Music is present in every corner of the world as a universal and ever-evolving art form that can bring out any emotion in very real ways. Listening to it is a joy in it of itself, but creating music is an almost unsurpassable delight; arranging notes, melodies and chord progressions in an original way could excite anyone. Third-year Yamir Crespo Babilonia started their own musical journey years ago and they show no signs of stopping.
“I always had this kind of inclination for music,” Babilonia remarked. “My family bought me a guitar at age three or four, but I didn’t really learn to play until I was 15.”
For anything to get started, inspiration is required. For Babilonia, this came through their friends.
“What got me interested in properly making my own music was that I had a lot of friends who were doing the same thing,” Babilonia said. “I thought, ‘Music is just so accessible and easy to make right now. Why not try?’”
The field of music has completely transformed an innumerable amount of times throughout its history. The way that music is made now is almost completely unrecognizable from the way it was made just 25 years ago. The number of tools in a musician’s toolbox has expanded rapidly and just keeps on going.
“When I first started producing, I was using this program Audacity,” Babilonia mentioned. “It was free, but very bare bones. There’s not a whole lot of sounds to use on it, so I was mostly playing guitar and recording with a microphone.”
Since then, Babilonia has changed their process up a bit.
“I used to not do that much on the electronic side of things,” Babilonia commented. “Now I’m using the program FL Studio and I’m doing a lot more work electronically.”
The beauty of the process of making music is that it varies for everyone. For someone, it can involve almost no usage of these electronic programs and only acoustic sounds. For another, it can be an even mix of the two. There can’t be a ‘right’ or ‘wrong’ way to produce your own music.
“For my own music, I didn’t really bother at looking at tutorials or anything like that,” Babilonia divulged. “So much of the fun of the whole process was messing around and figuring stuff out on your own.”
Identity is another big part of the music creation process. A piece of music will almost inevitably be categorized, according to its genre. On one of Babilonia’s songs, “QueManDo”, they combine dark ambient electronic music with a deep house sound to create an incredibly entertaining five-and-a-half-minute listen. These categorizations are important but can be a slippery slope.
“I’m not really a big fan of genres,” Babilonia stated. “Having a general genre is important for putting your stuff out there and getting people to find it. But honestly, call your music whatever the hell you want to call it.”
Genres can allow listeners to search for what kind of music they would like to hear easily and grants them a good way to find new artists they may be interested in. On the flip side, genres can sometimes box artists in and make them feel like they have to abide by a certain style.

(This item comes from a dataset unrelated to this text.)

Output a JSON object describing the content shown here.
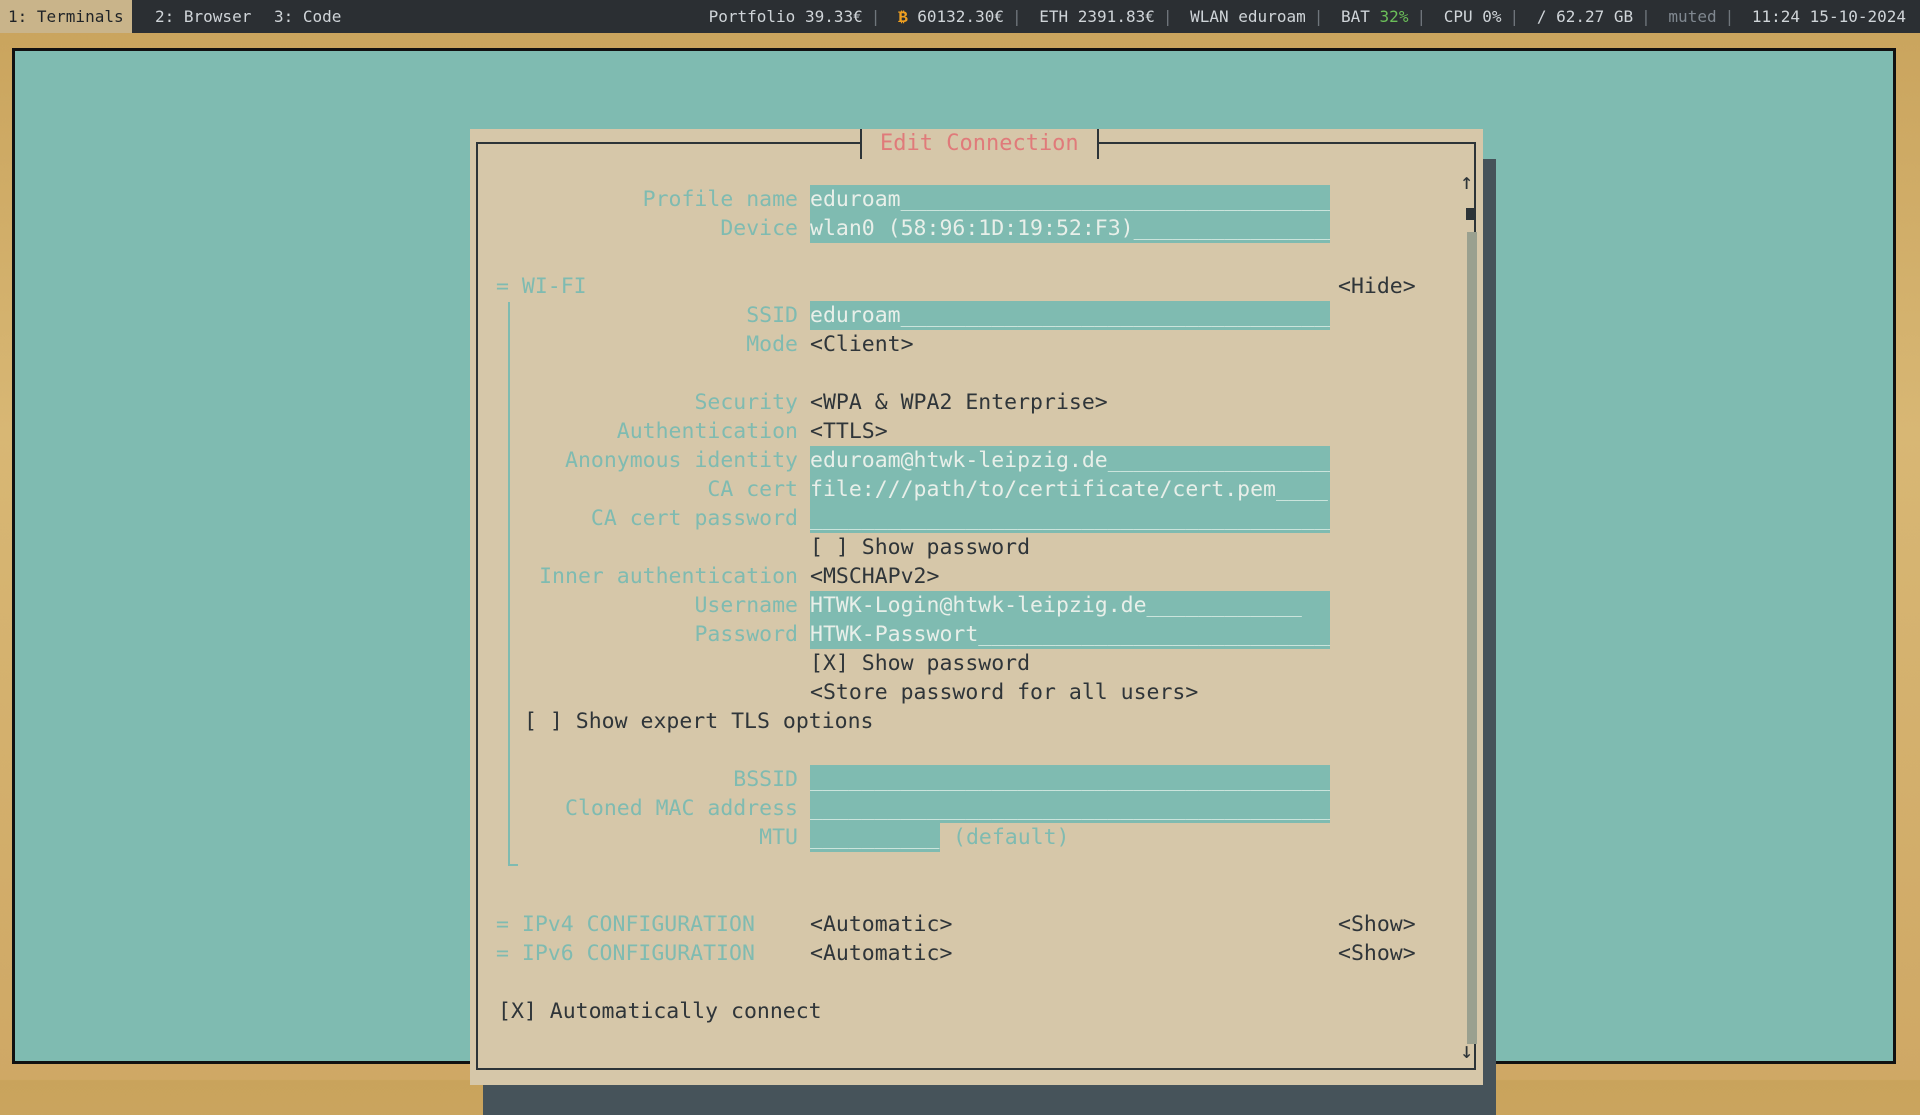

“It could just be my own creative process,” Babilonia noted. “But I find it very difficult to sit down and say, ‘I’m gonna write a pop song,’ or something like that. I usually mess around until I find an idea I want to go with.”
Babilonia reflected that possibly the hardest part of making music is making the decision of releasing it. Music is very personal and subjective, which can make it difficult to share with other people.
“For a long time, I was ashamed of my music,” Babilonia admitted. “I would never talk about it in person, only online. I didn’t really want to be known as a musician.”
As they progressed as a person and as a musician, Babilonia was able to confront this sentiment.
“Going forward I’m trying to no longer be ashamed of my music,” Babilonia declared. “I’m going to just put it out there and if it sucks it sucks. If people don’t like it, then they don’t. I’m a lot more comfortable now and less afraid.”That comfort and bravery resulted in some really great music being introduced to the Internet. Stream Babilonia’s song “QueManDo” and more on their Bandcamp.